Input data:

========

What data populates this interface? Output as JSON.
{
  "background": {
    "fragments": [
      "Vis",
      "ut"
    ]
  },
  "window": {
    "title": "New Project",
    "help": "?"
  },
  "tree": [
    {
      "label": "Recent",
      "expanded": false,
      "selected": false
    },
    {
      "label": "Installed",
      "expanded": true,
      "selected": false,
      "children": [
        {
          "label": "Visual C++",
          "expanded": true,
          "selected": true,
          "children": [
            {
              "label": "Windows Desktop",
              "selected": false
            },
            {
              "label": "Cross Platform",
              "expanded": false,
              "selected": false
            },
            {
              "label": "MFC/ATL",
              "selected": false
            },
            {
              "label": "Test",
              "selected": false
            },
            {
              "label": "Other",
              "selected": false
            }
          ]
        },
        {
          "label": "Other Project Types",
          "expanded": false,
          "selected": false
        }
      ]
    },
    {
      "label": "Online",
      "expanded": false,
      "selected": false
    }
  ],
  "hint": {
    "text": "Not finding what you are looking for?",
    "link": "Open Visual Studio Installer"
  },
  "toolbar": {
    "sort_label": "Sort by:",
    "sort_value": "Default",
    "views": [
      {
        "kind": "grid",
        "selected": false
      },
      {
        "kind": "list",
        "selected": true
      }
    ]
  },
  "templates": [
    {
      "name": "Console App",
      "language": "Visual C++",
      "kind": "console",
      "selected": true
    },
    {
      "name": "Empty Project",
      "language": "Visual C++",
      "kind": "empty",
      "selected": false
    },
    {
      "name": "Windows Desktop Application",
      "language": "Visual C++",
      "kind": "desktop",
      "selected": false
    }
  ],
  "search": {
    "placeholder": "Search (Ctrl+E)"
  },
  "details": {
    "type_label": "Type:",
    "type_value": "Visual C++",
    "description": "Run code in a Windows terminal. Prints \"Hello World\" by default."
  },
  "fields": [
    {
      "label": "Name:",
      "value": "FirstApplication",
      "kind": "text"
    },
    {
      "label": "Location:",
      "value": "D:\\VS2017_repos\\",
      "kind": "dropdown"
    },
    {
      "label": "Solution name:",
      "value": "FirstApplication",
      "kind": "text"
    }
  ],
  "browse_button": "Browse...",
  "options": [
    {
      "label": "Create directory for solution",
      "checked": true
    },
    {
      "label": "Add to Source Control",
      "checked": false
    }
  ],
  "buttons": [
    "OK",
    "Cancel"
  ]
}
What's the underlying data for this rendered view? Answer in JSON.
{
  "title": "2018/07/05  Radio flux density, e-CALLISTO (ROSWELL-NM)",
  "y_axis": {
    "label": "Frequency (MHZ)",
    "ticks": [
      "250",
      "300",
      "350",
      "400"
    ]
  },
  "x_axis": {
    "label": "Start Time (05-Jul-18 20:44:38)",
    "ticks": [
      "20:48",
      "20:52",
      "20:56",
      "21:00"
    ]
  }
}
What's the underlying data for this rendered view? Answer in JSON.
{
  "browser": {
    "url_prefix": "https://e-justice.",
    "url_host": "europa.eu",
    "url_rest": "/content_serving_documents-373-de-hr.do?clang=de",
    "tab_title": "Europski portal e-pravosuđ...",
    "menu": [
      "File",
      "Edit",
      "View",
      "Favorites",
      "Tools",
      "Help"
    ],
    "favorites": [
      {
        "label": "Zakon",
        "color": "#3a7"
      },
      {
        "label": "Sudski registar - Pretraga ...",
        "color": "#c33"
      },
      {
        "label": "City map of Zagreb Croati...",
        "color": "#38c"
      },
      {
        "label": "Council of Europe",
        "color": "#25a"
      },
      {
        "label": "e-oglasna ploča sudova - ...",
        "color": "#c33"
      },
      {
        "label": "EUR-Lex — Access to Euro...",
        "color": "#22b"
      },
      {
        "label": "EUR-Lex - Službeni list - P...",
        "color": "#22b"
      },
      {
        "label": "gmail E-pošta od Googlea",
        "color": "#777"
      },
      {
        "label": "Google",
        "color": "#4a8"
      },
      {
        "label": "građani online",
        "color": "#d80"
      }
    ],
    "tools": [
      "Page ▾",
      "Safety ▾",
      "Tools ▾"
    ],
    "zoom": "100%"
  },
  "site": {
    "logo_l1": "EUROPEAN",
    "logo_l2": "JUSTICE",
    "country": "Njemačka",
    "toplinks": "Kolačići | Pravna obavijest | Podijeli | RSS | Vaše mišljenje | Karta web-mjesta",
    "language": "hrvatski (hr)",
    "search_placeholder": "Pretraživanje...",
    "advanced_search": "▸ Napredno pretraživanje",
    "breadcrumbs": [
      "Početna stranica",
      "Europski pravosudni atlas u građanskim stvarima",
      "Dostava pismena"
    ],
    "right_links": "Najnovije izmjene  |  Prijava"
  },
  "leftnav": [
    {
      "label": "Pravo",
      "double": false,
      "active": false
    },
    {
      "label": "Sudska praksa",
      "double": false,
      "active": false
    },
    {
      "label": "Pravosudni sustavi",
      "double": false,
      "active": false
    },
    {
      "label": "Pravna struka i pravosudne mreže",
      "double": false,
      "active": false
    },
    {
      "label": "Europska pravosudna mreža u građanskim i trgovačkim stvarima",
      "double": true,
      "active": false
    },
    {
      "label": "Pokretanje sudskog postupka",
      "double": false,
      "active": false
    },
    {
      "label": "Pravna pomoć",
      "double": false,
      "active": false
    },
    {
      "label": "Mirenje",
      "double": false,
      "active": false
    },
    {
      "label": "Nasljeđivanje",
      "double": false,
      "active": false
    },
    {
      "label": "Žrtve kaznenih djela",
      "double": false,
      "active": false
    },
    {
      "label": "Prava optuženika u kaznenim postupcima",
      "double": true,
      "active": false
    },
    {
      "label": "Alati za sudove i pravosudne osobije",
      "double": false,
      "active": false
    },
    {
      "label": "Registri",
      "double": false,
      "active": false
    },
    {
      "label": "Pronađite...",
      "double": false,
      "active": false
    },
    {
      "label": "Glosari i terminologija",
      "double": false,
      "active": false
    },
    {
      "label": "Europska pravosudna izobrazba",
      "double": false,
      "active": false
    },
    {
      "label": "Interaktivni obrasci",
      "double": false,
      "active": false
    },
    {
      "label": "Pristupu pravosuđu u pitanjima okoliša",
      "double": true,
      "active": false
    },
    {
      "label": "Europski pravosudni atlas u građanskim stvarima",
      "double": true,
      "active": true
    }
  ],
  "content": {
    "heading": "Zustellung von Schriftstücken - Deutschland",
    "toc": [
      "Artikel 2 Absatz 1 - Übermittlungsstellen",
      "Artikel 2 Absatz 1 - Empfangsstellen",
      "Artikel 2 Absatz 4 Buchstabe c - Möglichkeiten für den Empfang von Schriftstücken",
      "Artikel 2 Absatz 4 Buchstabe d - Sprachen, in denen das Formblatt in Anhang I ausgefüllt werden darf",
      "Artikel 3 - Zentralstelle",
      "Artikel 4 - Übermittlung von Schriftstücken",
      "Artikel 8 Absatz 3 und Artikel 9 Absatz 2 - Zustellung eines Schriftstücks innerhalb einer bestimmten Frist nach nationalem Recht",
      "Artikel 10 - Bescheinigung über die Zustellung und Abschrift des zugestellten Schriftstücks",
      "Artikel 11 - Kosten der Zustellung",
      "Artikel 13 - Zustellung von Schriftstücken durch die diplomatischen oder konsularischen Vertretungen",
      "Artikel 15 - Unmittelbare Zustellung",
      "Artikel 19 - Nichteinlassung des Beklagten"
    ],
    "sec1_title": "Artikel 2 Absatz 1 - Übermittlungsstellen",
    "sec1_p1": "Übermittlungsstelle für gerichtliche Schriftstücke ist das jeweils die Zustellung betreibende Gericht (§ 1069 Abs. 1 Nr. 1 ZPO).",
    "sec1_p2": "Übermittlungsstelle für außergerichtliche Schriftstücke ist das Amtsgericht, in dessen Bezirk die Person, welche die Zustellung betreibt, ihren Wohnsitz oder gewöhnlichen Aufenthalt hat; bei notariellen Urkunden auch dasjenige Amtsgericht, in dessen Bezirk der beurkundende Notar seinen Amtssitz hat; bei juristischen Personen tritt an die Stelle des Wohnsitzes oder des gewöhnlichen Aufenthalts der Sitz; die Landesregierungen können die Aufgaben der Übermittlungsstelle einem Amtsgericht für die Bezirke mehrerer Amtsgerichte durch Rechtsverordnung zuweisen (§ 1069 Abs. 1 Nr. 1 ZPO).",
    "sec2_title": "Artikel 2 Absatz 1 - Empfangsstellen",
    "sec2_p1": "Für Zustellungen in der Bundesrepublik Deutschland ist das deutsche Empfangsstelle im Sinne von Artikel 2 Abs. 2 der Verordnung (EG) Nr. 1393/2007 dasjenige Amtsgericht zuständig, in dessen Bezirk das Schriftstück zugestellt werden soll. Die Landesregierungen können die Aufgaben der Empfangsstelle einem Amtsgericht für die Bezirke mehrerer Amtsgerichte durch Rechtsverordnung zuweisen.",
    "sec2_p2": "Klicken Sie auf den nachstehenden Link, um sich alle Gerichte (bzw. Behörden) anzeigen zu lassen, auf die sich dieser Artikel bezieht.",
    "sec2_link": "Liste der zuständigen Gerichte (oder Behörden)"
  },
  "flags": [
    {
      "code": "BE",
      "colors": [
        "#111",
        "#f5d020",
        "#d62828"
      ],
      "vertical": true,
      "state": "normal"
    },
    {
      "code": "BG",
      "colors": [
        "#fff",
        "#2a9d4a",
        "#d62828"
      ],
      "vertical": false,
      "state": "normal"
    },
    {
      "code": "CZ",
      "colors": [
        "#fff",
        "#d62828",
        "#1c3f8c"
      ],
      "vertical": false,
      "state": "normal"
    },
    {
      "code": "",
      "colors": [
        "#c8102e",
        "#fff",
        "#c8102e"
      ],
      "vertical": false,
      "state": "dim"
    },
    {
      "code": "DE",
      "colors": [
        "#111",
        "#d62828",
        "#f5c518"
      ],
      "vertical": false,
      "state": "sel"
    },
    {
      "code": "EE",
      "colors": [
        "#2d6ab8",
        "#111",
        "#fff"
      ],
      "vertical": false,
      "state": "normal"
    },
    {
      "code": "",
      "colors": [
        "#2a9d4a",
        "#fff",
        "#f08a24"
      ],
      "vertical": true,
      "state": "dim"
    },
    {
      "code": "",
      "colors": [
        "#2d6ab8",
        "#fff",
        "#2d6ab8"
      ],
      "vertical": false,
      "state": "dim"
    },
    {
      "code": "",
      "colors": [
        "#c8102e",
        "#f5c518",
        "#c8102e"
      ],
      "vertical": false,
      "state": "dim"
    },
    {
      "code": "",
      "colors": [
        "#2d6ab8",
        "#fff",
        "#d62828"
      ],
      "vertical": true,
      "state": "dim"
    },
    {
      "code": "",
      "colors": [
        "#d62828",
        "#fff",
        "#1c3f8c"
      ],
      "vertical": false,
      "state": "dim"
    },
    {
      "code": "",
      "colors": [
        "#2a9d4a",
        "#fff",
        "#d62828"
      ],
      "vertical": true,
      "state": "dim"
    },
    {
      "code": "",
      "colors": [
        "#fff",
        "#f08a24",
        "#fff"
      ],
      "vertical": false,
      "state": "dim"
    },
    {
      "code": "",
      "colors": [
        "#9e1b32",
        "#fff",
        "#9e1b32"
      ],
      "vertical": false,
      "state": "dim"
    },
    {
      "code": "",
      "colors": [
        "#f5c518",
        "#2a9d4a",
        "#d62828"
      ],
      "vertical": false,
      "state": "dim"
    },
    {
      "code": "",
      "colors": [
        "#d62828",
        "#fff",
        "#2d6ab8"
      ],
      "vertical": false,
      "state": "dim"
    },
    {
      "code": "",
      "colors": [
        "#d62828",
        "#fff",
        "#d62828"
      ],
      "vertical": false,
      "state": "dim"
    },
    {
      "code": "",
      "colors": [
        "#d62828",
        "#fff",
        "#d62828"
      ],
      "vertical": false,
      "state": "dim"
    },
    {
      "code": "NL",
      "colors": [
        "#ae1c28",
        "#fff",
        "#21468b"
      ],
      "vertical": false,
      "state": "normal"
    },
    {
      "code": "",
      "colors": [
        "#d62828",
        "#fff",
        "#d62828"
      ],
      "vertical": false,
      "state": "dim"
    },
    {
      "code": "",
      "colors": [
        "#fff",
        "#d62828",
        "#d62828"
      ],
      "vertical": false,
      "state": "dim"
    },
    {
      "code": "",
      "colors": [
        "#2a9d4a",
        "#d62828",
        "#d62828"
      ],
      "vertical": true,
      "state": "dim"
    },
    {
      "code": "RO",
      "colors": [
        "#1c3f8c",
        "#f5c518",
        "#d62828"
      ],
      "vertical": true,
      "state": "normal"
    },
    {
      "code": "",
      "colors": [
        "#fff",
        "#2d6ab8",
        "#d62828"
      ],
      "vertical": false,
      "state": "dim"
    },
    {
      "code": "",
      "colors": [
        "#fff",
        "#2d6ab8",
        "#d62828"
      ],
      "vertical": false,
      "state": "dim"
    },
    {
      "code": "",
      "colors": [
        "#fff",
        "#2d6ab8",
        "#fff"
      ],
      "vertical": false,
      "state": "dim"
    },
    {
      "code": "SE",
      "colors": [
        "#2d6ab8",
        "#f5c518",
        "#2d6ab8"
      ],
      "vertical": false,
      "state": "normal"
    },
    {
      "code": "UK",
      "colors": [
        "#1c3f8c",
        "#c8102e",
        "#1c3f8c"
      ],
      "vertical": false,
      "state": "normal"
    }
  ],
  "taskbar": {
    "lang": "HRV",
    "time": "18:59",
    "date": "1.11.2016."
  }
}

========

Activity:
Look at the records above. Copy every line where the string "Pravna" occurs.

Task output:
    "toplinks": "Kolačići | Pravna obavijest | Podijeli | RSS | Vaše mišljenje | Karta web-mjesta",
      "label": "Pravna struka i pravosudne mreže",
      "label": "Pravna pomoć",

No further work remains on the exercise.